§ EXERCISE DETAILS
Across the entries below, how many lines have the string "JSON" in them? Reply with only the number.

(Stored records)

● ● ● ●

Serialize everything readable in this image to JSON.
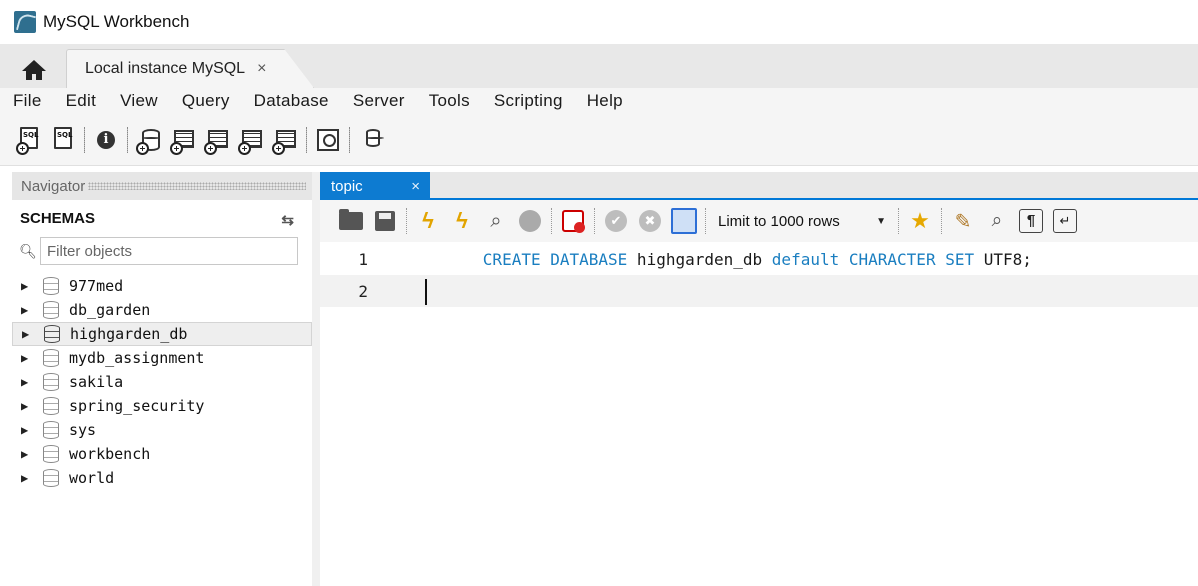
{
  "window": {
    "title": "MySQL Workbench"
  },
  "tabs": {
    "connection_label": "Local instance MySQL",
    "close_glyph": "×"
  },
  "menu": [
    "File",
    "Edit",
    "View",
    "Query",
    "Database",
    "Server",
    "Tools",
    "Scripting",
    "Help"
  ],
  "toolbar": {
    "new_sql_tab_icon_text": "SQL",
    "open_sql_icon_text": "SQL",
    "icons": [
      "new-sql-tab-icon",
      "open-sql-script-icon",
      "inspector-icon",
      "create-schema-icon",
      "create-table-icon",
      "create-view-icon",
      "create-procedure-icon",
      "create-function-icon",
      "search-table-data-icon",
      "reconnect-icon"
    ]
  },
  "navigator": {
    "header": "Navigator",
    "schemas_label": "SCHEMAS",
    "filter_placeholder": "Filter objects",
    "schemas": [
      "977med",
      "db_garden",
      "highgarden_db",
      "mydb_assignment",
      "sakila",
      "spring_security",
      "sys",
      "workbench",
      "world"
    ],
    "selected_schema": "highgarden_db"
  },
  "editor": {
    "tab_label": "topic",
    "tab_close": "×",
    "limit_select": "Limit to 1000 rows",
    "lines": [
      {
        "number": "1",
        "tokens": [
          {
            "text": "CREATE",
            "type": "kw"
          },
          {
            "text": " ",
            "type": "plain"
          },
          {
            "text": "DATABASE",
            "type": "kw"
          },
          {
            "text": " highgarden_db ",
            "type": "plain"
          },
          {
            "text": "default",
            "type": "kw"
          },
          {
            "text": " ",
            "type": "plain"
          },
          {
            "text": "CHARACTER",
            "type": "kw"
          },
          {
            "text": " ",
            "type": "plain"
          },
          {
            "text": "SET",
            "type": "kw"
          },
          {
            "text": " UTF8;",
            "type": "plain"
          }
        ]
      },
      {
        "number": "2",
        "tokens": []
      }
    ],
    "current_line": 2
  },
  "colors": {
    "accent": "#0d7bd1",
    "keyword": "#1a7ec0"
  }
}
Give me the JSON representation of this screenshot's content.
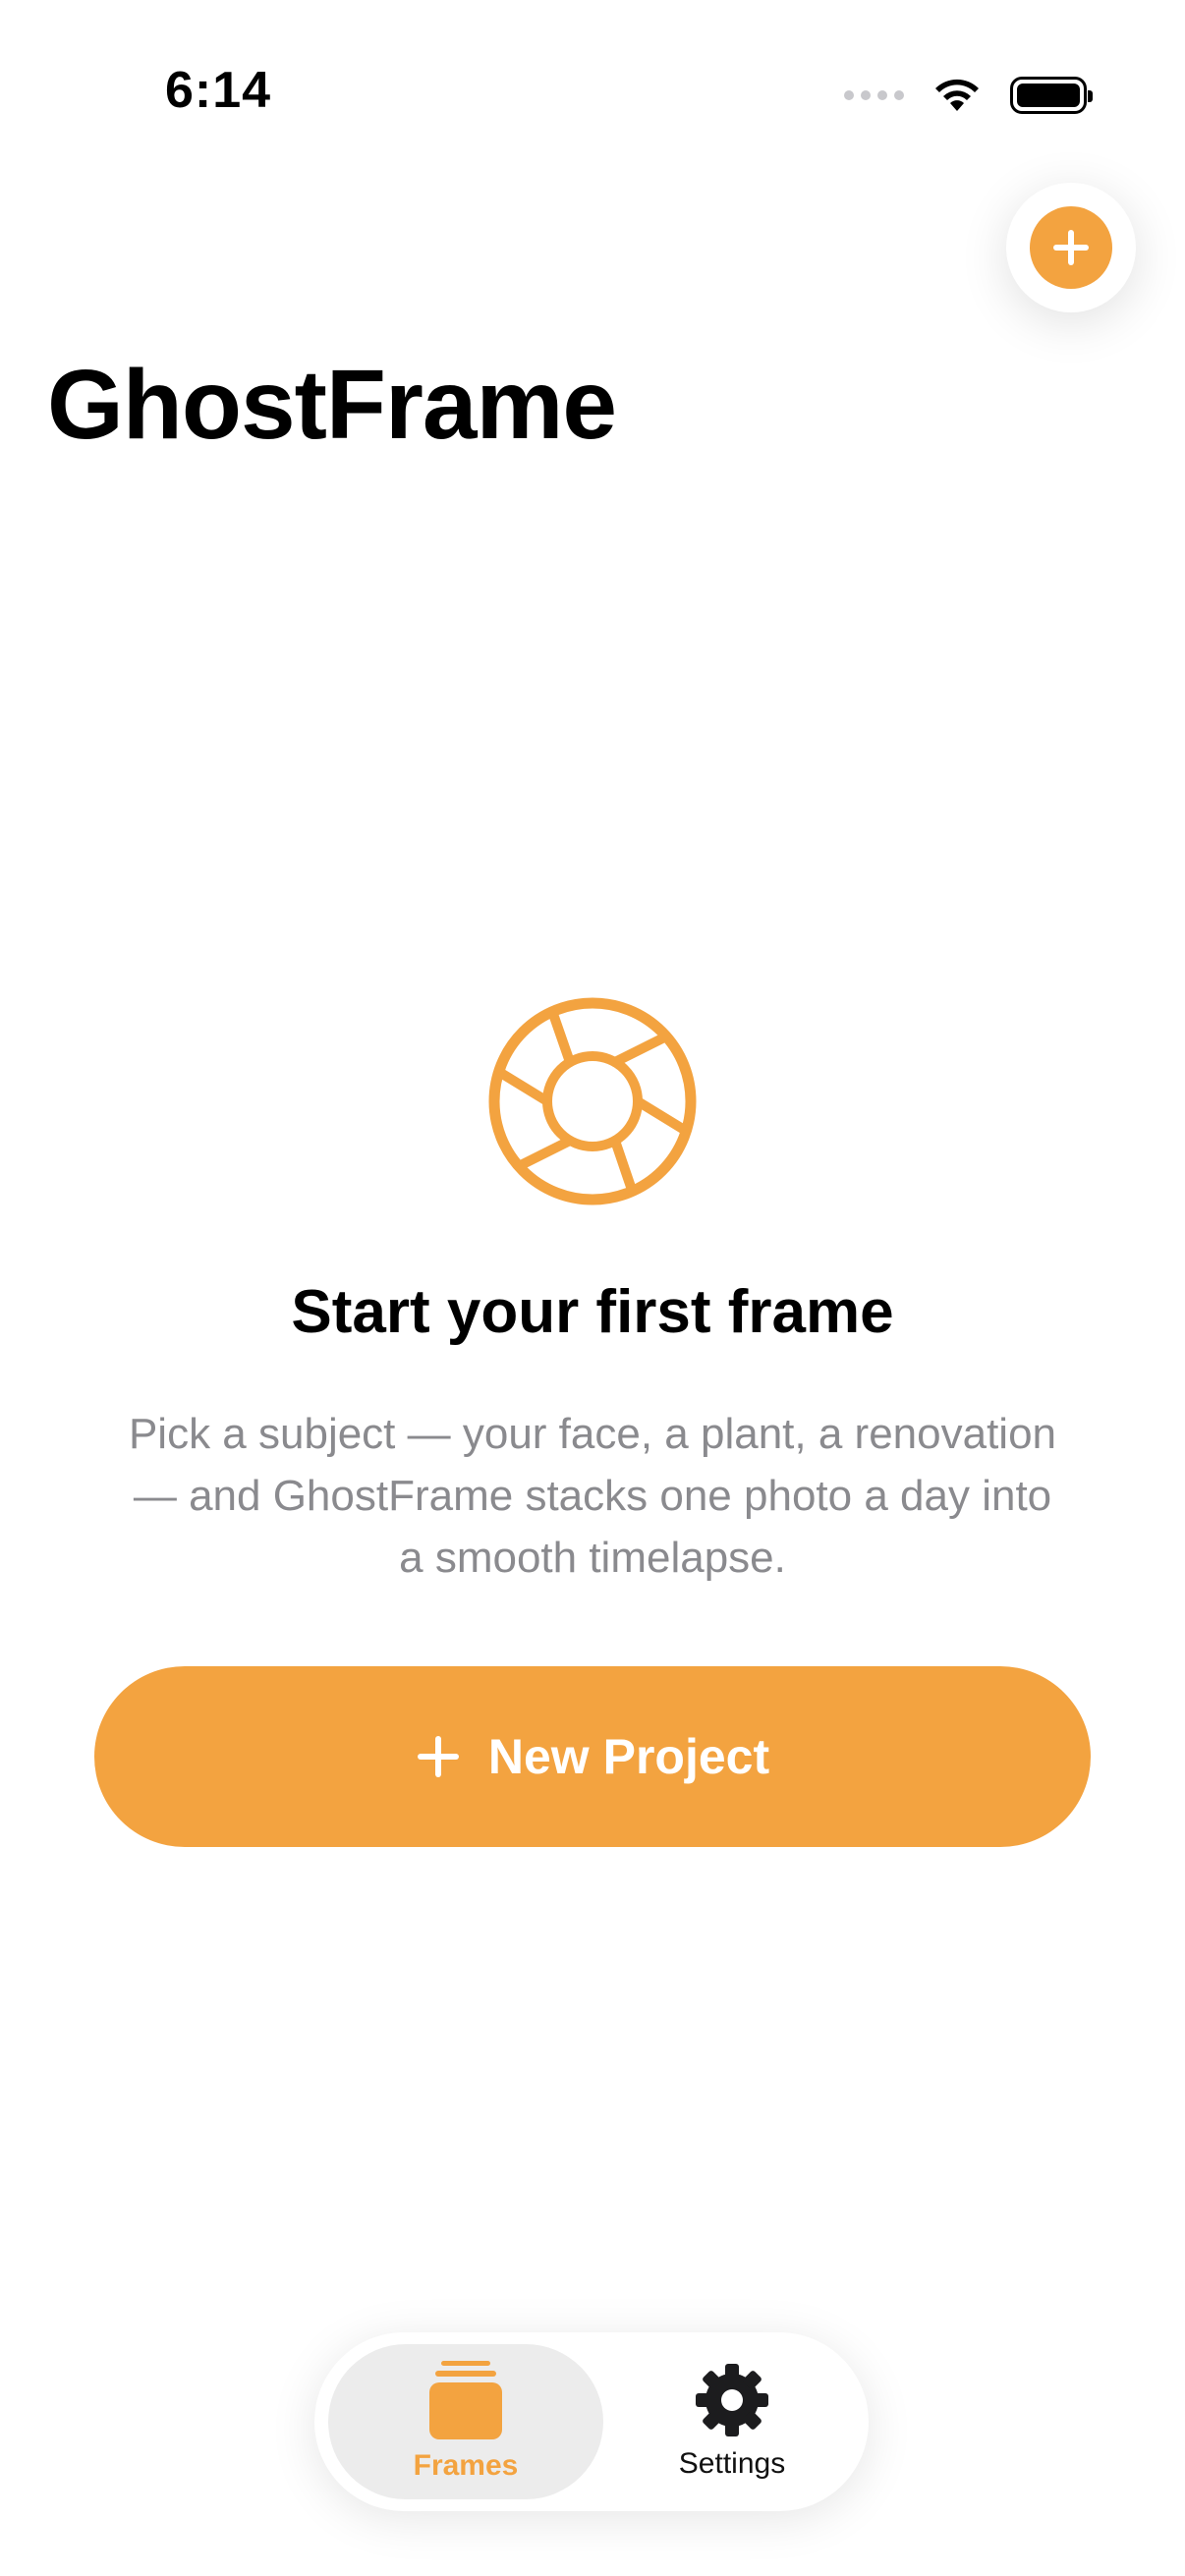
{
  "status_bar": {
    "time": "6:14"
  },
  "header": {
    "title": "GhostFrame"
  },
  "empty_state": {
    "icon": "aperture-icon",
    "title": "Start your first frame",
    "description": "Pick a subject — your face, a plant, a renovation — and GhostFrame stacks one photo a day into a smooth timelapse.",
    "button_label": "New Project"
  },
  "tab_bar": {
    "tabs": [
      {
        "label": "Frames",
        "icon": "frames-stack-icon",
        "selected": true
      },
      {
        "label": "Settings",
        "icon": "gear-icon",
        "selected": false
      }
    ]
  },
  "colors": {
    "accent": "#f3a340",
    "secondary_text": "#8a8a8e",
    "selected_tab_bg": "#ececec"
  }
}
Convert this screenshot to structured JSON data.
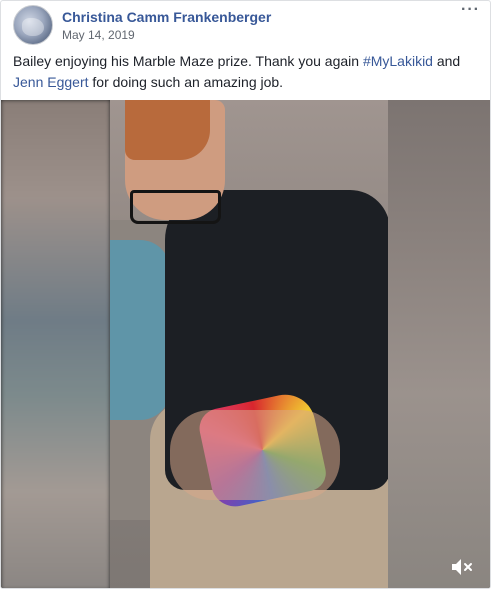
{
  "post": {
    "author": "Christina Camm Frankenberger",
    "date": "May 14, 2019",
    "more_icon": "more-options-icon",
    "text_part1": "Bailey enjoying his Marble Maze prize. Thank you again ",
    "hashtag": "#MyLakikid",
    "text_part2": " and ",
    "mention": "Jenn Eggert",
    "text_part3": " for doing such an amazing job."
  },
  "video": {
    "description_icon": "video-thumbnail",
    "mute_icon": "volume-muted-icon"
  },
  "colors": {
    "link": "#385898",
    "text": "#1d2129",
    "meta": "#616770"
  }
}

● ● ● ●

§ YOUR SOLUTION
3